The certificates give us a wealth of personal details about these men – such as a person’s name, date of birth, physical characteristics and all sorts of other information. Most exciting of all, many certificates include a portrait photograph. It can be very difficult to find photos of individual South Asian sailors from the early twentieth century so these are really something special.

At the study day you also talked about your recently published book, Lascars and Indian Ocean Seafaring, 1780-1860: Shipboard Life, Unrest and Mutiny. What did you find out about Muslim sailors during your research?

‘Lascar’ was a very broad term that was used to describe sailors from across Indian Ocean region. Many of these men were Muslim but there were also Hindu and Christian lascars too. The general history of lascars has been quite well documented and much has been written about those who settled in the UK, often in places like London, South Shields, Glasgow, Liverpool, Cardiff and Bristol. My book concentrates on life aboard sailing ships, especially those occasions when lascars came into conflict with their officers and captains.

Many British sailing ships in the Indian Ocean had a European captain and European officers to manage a crew made up of lascars. I discovered that lascars were involved in all sorts of conflicts with their superiors. This stretched from minor disputes to extremely violent uprisings.

Lascars could be involved in a range of different protests. Some crews dragged their feet when asked to do a particular task, some sent a spokesman to complain to their captain and some simply refused to work altogether. Other crews turned to more violent means, such as swearing at or striking an officer, or even the most extreme act: killing a captain and taking over his ship.

What did you find lay behind these protests?

Mutinies were rarely about one issue – they were usually caused by things that had been brewing for weeks. They often revolved around everyday issues, like poor or insufficient food, or anger at pay being late. Religious issues were also important. Captains sometimes complained, for example, about their Muslim sailors fasting, thinking their men wouldn’t be strong enough to work.

You also had conflicts arising where Muslim crews insisted upon separate drinking water or that their food be prepared by their own cooks.

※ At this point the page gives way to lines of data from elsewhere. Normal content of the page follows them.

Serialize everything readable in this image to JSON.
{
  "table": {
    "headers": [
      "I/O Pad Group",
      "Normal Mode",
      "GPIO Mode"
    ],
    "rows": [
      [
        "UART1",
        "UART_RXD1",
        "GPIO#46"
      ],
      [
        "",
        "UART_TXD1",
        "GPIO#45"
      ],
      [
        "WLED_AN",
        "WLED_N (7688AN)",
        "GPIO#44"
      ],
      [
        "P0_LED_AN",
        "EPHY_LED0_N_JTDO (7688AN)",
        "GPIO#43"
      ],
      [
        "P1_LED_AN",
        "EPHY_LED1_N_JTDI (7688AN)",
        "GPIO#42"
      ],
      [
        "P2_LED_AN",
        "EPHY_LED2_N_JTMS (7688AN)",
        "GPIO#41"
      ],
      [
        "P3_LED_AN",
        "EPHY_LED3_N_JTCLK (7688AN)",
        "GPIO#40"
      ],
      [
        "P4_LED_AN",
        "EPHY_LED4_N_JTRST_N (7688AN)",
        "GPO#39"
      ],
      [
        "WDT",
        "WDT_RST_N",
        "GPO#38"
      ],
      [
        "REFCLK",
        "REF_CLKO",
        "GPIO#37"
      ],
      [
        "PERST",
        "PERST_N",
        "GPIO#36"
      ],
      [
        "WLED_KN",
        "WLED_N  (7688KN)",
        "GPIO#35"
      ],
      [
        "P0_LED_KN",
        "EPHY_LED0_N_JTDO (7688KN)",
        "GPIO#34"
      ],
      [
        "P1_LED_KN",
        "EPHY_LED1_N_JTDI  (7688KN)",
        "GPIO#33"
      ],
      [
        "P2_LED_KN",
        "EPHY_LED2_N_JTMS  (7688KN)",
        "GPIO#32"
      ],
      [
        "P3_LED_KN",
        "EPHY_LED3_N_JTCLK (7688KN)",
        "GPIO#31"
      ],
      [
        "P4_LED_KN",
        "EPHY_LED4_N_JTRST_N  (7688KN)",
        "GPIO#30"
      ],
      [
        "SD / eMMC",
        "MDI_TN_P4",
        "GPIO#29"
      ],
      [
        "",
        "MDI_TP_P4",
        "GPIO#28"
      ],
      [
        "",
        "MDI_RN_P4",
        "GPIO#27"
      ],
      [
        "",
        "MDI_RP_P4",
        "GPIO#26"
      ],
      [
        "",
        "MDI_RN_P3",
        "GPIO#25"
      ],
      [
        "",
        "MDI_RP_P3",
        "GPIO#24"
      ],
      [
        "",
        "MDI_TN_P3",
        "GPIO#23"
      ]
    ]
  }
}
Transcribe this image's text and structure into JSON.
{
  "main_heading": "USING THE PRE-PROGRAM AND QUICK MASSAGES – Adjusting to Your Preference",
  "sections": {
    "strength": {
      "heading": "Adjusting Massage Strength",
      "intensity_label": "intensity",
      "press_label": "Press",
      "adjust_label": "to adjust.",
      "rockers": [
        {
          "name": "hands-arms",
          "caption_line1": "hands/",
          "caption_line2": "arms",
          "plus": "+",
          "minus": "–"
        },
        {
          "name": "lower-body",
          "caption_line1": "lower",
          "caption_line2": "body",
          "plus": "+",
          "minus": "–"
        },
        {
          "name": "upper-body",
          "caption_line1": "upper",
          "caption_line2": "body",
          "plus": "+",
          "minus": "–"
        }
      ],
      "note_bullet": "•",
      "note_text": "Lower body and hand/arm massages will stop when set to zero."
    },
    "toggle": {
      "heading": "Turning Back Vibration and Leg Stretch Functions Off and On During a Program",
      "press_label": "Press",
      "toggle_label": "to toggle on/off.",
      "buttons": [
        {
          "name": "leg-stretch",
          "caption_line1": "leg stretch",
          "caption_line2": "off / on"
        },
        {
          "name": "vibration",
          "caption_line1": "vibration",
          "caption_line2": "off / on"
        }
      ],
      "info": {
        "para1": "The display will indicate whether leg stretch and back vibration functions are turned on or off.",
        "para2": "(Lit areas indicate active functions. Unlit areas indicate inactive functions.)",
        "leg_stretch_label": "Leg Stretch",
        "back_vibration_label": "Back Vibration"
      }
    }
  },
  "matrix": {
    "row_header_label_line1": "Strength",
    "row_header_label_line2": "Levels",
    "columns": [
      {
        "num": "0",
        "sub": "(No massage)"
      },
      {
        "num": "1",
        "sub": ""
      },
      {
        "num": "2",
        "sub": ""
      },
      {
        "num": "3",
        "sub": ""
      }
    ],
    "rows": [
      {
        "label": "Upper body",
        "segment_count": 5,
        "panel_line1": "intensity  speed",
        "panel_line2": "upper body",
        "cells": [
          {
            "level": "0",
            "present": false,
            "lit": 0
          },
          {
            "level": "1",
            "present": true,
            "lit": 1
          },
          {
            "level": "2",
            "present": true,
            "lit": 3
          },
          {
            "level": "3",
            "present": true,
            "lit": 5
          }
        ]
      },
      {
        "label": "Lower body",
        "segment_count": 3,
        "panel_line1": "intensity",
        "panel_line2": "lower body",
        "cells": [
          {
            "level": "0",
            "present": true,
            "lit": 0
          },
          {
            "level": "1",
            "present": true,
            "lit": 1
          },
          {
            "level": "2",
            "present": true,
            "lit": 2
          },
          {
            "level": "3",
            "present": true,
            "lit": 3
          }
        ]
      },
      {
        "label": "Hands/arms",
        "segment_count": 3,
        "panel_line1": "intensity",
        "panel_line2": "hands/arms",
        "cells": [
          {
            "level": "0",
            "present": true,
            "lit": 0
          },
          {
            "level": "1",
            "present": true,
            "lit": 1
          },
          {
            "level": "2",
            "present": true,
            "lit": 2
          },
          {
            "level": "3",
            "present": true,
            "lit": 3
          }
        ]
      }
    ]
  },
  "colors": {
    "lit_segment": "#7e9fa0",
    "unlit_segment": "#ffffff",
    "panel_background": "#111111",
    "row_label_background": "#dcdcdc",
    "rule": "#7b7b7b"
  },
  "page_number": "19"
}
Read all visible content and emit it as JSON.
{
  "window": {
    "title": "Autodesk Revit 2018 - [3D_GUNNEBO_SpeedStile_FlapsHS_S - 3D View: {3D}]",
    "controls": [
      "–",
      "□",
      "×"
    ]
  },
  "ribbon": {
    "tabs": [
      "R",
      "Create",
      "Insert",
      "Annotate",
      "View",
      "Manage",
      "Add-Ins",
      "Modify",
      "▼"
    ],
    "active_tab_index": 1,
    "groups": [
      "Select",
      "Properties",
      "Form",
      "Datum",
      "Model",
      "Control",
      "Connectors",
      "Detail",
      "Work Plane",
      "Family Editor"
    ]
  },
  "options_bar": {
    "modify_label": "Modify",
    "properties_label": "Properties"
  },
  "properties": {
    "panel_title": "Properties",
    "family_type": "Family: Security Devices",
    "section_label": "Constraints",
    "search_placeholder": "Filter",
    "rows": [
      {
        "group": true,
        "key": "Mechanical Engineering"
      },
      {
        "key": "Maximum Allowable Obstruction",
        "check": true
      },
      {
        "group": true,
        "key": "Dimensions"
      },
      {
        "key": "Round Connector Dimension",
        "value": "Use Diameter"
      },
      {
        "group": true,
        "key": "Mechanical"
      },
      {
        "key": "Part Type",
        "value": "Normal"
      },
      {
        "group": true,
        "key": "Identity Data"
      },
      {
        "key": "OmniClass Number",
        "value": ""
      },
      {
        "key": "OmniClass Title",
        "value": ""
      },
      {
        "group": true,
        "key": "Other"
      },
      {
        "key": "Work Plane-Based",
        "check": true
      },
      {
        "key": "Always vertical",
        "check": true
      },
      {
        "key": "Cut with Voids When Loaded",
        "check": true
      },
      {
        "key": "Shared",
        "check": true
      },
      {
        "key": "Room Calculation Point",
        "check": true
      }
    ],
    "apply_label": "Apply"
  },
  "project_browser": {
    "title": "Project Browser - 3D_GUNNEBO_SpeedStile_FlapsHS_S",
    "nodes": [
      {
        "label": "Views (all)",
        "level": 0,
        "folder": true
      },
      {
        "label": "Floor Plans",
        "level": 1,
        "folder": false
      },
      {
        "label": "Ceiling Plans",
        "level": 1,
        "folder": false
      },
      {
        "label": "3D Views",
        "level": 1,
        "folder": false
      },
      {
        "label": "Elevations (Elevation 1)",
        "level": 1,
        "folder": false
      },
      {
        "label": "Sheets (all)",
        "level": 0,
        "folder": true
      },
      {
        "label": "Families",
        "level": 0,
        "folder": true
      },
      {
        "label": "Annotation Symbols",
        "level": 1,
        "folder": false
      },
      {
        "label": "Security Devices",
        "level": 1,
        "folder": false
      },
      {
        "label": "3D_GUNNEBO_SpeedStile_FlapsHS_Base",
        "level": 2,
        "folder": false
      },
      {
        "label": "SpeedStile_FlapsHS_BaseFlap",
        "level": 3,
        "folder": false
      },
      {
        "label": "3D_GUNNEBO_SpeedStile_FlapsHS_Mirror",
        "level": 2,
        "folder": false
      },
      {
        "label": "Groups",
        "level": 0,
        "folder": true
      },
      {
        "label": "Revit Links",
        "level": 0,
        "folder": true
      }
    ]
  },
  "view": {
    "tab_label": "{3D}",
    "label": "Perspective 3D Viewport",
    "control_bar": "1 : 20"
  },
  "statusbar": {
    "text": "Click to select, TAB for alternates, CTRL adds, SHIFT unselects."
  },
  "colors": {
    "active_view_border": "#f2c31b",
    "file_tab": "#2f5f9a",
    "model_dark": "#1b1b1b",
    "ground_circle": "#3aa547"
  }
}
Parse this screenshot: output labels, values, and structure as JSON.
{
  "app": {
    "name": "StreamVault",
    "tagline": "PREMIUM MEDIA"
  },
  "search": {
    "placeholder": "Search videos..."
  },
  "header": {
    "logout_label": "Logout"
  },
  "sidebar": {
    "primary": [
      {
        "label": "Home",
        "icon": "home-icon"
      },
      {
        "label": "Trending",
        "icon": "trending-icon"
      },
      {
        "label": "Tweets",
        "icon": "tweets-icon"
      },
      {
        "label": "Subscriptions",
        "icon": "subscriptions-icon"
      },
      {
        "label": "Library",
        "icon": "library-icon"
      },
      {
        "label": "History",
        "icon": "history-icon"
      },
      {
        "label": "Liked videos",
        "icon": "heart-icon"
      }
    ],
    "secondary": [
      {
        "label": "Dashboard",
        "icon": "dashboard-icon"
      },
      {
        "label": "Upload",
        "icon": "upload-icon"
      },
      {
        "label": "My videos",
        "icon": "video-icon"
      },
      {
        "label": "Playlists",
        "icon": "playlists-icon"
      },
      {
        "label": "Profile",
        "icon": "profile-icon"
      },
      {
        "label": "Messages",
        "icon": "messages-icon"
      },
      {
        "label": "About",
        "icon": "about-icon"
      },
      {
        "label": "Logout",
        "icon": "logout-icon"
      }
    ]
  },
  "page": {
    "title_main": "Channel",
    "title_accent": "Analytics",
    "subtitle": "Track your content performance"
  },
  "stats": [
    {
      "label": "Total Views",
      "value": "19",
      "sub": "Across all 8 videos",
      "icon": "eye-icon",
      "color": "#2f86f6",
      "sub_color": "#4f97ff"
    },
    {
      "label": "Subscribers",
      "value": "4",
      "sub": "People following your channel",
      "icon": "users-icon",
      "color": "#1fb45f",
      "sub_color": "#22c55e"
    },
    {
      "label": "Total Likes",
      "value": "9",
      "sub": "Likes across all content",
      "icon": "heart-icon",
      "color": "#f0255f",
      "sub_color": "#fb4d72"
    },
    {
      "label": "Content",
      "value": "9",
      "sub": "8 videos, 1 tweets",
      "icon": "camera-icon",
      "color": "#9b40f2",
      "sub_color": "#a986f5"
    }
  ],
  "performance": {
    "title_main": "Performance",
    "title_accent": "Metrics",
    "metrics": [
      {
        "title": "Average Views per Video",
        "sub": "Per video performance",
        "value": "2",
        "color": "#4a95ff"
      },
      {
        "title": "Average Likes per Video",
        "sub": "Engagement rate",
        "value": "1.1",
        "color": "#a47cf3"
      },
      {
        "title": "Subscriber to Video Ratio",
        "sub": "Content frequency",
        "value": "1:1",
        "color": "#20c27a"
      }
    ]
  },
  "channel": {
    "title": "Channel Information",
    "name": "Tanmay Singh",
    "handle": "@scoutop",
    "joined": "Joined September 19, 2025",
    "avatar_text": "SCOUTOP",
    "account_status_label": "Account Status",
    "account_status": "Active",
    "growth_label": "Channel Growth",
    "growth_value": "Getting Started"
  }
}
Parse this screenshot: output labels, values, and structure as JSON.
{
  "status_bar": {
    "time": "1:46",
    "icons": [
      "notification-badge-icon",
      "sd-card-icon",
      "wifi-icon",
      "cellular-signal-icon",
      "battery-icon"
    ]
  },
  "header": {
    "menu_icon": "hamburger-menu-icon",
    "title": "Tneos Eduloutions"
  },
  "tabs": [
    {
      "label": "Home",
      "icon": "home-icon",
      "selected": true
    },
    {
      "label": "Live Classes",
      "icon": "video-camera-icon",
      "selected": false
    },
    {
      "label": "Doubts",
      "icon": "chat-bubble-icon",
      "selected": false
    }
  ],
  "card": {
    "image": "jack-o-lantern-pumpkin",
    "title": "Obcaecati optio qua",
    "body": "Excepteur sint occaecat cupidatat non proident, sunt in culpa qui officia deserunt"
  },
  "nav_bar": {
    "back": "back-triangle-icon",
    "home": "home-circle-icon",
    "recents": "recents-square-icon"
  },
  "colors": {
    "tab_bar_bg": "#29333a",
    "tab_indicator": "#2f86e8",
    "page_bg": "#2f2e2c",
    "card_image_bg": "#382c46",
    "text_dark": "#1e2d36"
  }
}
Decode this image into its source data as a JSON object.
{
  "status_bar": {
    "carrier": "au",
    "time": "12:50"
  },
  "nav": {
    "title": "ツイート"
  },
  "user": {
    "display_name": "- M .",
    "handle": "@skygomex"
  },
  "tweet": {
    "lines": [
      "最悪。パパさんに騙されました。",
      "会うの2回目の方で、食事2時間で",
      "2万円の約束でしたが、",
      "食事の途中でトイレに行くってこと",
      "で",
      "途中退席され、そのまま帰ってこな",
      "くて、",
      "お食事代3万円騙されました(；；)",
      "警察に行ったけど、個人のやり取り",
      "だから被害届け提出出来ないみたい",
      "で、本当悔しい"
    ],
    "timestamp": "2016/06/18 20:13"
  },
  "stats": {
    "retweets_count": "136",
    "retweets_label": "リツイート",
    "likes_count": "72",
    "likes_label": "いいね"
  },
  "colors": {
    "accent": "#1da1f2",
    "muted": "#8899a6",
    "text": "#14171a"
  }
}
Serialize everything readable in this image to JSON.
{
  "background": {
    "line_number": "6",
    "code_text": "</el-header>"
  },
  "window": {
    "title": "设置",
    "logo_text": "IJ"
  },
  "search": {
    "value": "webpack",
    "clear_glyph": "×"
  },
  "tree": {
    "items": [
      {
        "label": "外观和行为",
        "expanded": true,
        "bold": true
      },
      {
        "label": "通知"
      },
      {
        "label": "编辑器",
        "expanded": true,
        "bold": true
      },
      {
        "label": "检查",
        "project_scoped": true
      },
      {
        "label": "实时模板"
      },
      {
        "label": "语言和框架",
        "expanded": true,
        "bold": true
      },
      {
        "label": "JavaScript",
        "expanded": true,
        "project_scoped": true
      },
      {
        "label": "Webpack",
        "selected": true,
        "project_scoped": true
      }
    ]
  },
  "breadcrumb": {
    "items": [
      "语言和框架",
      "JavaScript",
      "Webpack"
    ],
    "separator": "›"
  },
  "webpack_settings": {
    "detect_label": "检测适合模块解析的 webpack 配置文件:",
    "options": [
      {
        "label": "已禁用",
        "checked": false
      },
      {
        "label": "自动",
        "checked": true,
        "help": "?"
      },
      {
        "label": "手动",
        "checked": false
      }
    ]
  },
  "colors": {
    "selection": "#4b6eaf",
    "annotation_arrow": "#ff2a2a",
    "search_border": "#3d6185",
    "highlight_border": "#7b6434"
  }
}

Demands like these could anger captains, who didn’t want anything to interfere with the smooth running of the ship or to burden themselves with extra costs.

Your book seems to challenge the stereotype common even now, of lascars being passive, easily exploited and enduring ill-treatment without complaint.

It is very easy to overlook protests – I had to dig really deep to find them in documents such as diaries, logbooks, newspapers and court records. Muslim sailors maintained a strong sense of religious identity whilst serving aboard British sailing ships; they were often very anxious to protect their Islamic practices. When they came up against officers intent on making life difficult for them they would often protest, sometimes with violence.

British captains learnt the importance of showing respect for the religious practices of their Muslims sailors; those who did not soon found themselves in trouble.

Image: Colonial Cooks Certificate issued to Luzario Dookhy. Year of Birth 1865. Place of Birth Dacca. 20/11/1921 

©National Maritime Museum, Greenwich, London